ENMAX Corporation

Rob Harris reports on ENMAX Corporation, a Canadian utility company that envisions a future where nothing is wasted and everything is gained.


ENMAX Corporation is a vertically integrated utility company completely owned by the City of Calgary, Alberta. Providing Albertans with electricity for over 100 years, ENMAX has more than 640,000 customers and annual revenue of C$1.7 billion.

The company is in the midst of four major generation projects. The proposed Bonnybrook Energy Centre is a natural-gas-fired combined heat and power (CHP) facility slated to open in early 2013 that will generate 165 megawatts (MW) of power and provide waste heat to neighboring businesses. CHP is an idea that has been around for quite some time. It’sa process by which power facilities generate electricity and capture waste heat that otherwise would be lost to the environment. This waste heat is then used for heating and/or cooling and industrial processes.

The proposed Shepard Energy Centre is an 800-MW natural-gas-fired CHP facility that is expected to provide more than half of Calgary’s electrical needs. This facility will incorporate advanced combustion technology and produce less than half the carbon dioxide per megawatt than a conventional coal-fired plant. This C$1 billion project should begin commercial operation sometime in 2014.

Then there’s the Downtown District Energy Centre, a unique heat-generating facility that will supply heat to nearby office buildings and residential customers.

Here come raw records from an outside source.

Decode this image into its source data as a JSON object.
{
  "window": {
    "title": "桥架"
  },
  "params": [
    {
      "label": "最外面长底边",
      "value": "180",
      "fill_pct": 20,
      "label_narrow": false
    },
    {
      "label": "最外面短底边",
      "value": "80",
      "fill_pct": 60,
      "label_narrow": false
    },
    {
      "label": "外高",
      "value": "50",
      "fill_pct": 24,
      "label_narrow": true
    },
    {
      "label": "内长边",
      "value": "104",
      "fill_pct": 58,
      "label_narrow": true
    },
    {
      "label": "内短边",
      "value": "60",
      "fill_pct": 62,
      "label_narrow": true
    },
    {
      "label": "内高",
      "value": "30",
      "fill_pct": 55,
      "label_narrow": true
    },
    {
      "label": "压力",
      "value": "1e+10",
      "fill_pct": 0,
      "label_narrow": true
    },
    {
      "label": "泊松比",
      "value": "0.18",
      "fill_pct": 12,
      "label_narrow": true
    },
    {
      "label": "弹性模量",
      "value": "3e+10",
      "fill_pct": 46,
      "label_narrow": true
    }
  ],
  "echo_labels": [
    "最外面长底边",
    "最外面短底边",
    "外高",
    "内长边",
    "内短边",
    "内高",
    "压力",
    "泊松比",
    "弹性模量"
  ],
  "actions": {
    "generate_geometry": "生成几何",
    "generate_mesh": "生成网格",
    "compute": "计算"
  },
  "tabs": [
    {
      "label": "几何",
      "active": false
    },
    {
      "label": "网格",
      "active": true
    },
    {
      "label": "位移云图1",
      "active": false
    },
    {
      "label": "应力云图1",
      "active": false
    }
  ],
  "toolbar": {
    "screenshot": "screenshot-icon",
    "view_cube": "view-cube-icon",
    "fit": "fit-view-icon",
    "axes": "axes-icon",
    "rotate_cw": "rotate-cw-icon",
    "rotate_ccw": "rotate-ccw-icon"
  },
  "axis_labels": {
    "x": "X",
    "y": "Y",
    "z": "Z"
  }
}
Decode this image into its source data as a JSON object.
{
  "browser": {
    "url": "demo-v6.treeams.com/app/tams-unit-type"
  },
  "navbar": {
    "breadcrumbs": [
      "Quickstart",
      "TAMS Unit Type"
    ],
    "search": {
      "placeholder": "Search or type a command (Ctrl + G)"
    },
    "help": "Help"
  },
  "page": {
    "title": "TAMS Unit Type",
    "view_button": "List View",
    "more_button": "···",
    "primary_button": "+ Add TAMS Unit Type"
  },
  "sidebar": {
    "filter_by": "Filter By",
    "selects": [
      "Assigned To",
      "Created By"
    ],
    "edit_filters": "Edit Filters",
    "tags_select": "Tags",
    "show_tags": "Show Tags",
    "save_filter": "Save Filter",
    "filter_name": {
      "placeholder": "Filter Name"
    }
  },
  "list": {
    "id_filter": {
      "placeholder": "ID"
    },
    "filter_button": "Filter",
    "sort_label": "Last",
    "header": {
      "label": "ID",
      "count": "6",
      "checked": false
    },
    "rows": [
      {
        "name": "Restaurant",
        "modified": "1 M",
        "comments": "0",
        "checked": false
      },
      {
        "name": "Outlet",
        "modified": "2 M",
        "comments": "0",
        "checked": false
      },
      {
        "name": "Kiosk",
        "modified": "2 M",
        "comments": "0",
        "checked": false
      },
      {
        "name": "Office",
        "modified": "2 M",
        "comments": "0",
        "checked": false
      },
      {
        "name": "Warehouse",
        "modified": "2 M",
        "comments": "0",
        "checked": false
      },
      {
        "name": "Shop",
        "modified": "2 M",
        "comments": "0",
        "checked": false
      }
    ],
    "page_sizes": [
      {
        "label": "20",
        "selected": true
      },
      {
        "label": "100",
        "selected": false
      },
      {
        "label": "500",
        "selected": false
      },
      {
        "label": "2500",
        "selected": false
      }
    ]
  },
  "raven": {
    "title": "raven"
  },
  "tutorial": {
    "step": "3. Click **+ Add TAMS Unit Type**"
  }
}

The Downtown District Energy Centre began supplying heat to the municipal hall in March and saved the City of Calgary from having to replace its aging boiler system. The new facility has the capacity to heat 10 million square feet of new and existing residential and commercial buildings. This C$31 million project is central to the City’s plan to rebuild the East Village into one of Calgary’s most sustainable communities.

The final generation project, which is already operating, comprises several wind farms that together generate more than 600,000 megawatt-hours of emission-free electricity per year, enough power to service 75,000 homes. ENMAX sees the future of the utility industry as an evolution toward a more localized distributed energy grid.

The company is extremely conscious of its relationship with the environment and is constantly looking for ways to improve and minimize its impact. Dave Rehn, executive vice president, generation and wholesale energy, states, “When you switch power generation from coal to natural gas, the estimated reduction in CO2 gases traditionally is in the range of 50 percent.” Since the issue of greenhouse gases is becoming more urgent, ENMAX feels that it is also important to address the reduction of CO2 through the use of sustainable energy from solar, wind and traditional energy sources.           

The Distributed Energy Generation model that ENMAX uses is not a new system, according to Rehn. “The European Community has been using this energy distribution system for quite some time. Belgium has been very successful with this model, especially in combination with its use of solar panels. We believe that this model will work very well on the North American continent.” Part of this new model involves what the company calls micro-generation. In a few select homes, ENMAX is currently testing a device called a WhisperGen. This is a micro co-generation plant for the home that recycles the waste heat to create hot water and electricity. Rehn explains, “The WhisperGen uses a Stirling engine to create its electricity. So far in our tests we’ve been very pleased with the results, and almost every unit has created a surplus.” The unit is the size and shape of an average domestic dishwasher and can supplement or replace a central heating boiler system. The units traditionally generate 33 to 100 percent of an average home’s electrical needs, with the potential to sell any surplus back to the electrical grid.

With the world’s concern about peak oil and the dwindling of our natural resources, all this conversion to natural gas brings up the question, how long will our supplies of natural gas last? Rehn states that, according to the natural gas companies, “There will be a significant supply at a reasonable cost for the next 50 to 100 years. Let’s assume, though, that it’s 20 years and things begin to run out. The other technology that has been around for over 100 years is gasification. That is, you can take any carbon source and run it through a gasifier to produce what is called a syn-gas. Then you have a fuel that you can transport just like you do natural gas. In fact, syn-gas can replace natural gas in any of our natural-gas-fired power plants.” Although the technology for gasification has been around since World War II, long-term pricing on natural gas makes this technology more expensive than current price points.

ENMAX is a utility company that envisions a future with fewer power lines. Its philosophy of an energy infrastructure that brings electrical generation even into the home, while perhaps not new, is unique for the continent of North America. By combining this with its sustainable energy projects and its new CHP facilities, ENMAX looks like a company that is well prepared for whatever the future may bring.  www.enmax.com